So, I have a tiny request that will go a long way in each of your cities/towns. When you see an officer, say "thank you." They don't hear it that often and believe me, it will brighten their day!

anya said...

MomOfOne said...
"So, I have a tiny request that will go a long way in each of your cities/towns. When you see an officer, say "thank you." They don't hear it that often and believe me, it will brighten their day!"


********************************

You are absolutely right and I'll remember to say "thank you" the next time I encounter an officer.

I am not an advocate myself in any sense, but my aunt has worked in mental health for 20+ years. Like others, I have heard the horror stories of many of their abusive childhoods at the hands of parents or caregivers with substance abuse and/or mental health issues themselves. Unfortunately, it seems many times these patterns repeat generation after generation.

It makes me very grateful for my just slightly dysfunctional upbringing!

Anonymous said...

I am a teacher. I admit. I do my job but at the end of the day I have my own kids to go home to. But I would like to recognize a teacher who I work with. He stays for hours after school and tutors math. He started a Math club and sometimes they meet on Saturdays. But he goes beyond this. He takes a real interest in the kids and really listens to what they have to say. If he feels there are any problems or concerns he deals with it immediately.

nomoredrama said...

I was fortunate enough to have a few wonderful teachers in my life. Definitely Kudos to teachers...

Anonymous said...

I think we often take for granted that parents are in the field of "advocacy" every day. They push their kids to be their bests and help them navigate this crazy world. Parents deserve a shout out!

Guinevere said...

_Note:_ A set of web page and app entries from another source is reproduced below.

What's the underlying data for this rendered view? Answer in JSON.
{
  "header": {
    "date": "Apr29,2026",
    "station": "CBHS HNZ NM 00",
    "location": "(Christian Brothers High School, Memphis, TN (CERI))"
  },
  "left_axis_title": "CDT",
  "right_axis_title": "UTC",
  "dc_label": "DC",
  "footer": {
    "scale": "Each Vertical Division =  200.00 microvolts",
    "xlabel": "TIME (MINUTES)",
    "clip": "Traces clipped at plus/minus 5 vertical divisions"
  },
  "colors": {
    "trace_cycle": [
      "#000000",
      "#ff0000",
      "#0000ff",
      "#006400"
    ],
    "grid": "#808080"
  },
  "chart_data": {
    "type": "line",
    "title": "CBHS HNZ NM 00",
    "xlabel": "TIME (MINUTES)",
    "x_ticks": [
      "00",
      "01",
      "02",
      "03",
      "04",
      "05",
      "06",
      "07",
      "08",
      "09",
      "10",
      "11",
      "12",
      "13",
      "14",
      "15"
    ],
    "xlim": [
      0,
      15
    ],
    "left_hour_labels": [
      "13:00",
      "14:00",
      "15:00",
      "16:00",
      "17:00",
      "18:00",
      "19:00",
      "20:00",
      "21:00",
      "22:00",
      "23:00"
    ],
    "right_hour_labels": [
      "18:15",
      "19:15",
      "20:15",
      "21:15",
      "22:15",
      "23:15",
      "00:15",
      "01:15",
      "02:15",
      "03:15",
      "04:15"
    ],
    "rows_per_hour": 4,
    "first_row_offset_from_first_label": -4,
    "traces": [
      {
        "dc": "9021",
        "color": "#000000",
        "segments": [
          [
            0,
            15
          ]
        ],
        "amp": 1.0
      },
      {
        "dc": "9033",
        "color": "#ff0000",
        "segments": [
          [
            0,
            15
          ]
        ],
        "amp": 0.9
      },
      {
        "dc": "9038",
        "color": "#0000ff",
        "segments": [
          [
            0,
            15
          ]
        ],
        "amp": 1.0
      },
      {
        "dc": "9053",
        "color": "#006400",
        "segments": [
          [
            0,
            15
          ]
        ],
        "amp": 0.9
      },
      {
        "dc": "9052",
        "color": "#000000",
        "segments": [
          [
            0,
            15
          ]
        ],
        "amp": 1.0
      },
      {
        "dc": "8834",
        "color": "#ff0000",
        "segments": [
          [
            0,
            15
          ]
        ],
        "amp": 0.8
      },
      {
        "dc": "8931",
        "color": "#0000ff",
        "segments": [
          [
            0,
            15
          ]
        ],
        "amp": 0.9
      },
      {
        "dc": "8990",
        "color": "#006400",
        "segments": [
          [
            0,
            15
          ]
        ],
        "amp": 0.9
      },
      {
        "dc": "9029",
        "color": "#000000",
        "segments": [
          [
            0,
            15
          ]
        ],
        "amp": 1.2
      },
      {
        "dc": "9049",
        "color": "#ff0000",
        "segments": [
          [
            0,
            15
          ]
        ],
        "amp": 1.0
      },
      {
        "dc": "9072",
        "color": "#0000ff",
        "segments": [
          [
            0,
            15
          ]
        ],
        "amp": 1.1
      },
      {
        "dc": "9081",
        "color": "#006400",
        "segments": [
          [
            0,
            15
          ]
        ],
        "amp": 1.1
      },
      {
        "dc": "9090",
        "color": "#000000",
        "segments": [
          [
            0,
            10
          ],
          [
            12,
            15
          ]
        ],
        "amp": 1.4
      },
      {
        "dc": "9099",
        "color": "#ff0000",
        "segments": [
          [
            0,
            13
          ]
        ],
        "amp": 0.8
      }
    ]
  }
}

anon 8:24, don't discount your own contribution. Teachers do a hard job and get flak from parents (often) and are underpaid. You probably have more of a positive impact on your students' lives than you recognize. So while you are recognizing your colleague, give yourself a pat on the back, too!

anya said...

Anonymous said...
"I think we often take for granted that parents are in the field of "advocacy" every day. They push their kids to be their bests and help them navigate this crazy world. Parents deserve a shout out!"


Absolutely. Excellent point. And to be realistic, what better outlet is there for advocacy than one's own child/children (or if you don't have children, the children in your family or daily life). This is where we can (hopefully) achieve the greatest impact in contributing to a healthy society.

Actually, I think the Gosselins are a good example of this. Whether we agree with every decision they make or not, it is clear their family life is their number one priority. I have admiration for that.

Anonymous said...

I am not a social worker but I have worked closely with them and that is a thankless job. Many social workers go above and beyond and at the end of the day go home knowing that there was not much control over some situations. Sometimes they are placed in questionable situations. Kudos to them.